During the Hands-on, we will learn how to setup and run a cell-cycle experiment, using HeLa cells previously stained with PI. There will be two different types of samples, with cells either expressing or not expressing GFP. Additionally, we will provide samples with nocodazole to arrest cells in the G2 phase of the cell cycle, so that we can analyze differences in cell cycle distribution.
A general protocol for setting up the analysis in FACSCalibur or FACScan is provided in the following link: Cell Cycle Analysis using CellQuest
Immunophenotyping is one of the most common applications in flow cytometry. The need to measure multiple cellular markers simultaneously has been increasing, as researchers dig deeper into more accurate forms of characterizing cellular subpopulations. Conceptually, analyzing samples with two or three fluorescent markers is exactly the same as four, five or more colors. However, as more fluorescent markers are used simultaneously, the need for proper staining and compensation controls becomes increasingly relevant.
In this Hands-on session, we will learn strategies to setup a multicolor analysis, using spleenocytes stained with five fluorescent markers. We will go through the procedures to measure staining and compensation controls to adequately analyze a 5-color sample (CD3-Alexa488; CD8-PE; CD4-PerCP; CD25-Cy5; B220-Pacific Blue).
Due to time restrictions, the multicolor analysis will be done in the FACSAria only, though we will emphasize whenever possible the differences between analyzing in the FACSAria and the FACSCalibur, since the latter is the most commonly used for 4 or less colors.
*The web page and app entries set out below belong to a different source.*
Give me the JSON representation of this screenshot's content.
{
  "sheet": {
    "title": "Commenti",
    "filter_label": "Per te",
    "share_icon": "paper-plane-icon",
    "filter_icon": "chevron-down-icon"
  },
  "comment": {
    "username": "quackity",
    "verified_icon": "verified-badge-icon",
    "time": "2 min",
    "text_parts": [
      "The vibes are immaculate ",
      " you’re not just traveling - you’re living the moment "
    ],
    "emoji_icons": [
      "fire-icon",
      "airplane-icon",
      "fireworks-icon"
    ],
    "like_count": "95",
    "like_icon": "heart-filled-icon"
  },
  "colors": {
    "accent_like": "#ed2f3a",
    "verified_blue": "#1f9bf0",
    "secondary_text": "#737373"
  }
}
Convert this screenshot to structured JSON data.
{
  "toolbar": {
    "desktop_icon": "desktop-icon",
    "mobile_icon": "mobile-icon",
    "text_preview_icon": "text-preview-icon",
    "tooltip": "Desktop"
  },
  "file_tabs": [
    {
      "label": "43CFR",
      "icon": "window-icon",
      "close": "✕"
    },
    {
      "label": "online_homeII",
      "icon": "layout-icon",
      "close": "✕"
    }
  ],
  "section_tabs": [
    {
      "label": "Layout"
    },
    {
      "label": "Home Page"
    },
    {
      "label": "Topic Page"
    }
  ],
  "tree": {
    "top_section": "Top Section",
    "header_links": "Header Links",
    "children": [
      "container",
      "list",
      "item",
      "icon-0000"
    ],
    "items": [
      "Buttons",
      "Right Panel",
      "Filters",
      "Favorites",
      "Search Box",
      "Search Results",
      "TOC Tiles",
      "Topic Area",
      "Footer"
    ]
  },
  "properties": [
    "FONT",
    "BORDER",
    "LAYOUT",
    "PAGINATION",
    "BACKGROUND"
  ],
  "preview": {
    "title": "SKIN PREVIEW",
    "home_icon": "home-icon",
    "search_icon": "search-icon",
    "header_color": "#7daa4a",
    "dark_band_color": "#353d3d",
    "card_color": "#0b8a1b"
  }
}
A general protocol for setting up a multicolor analysis is provided in the following link: Multicolor Analysis.pdf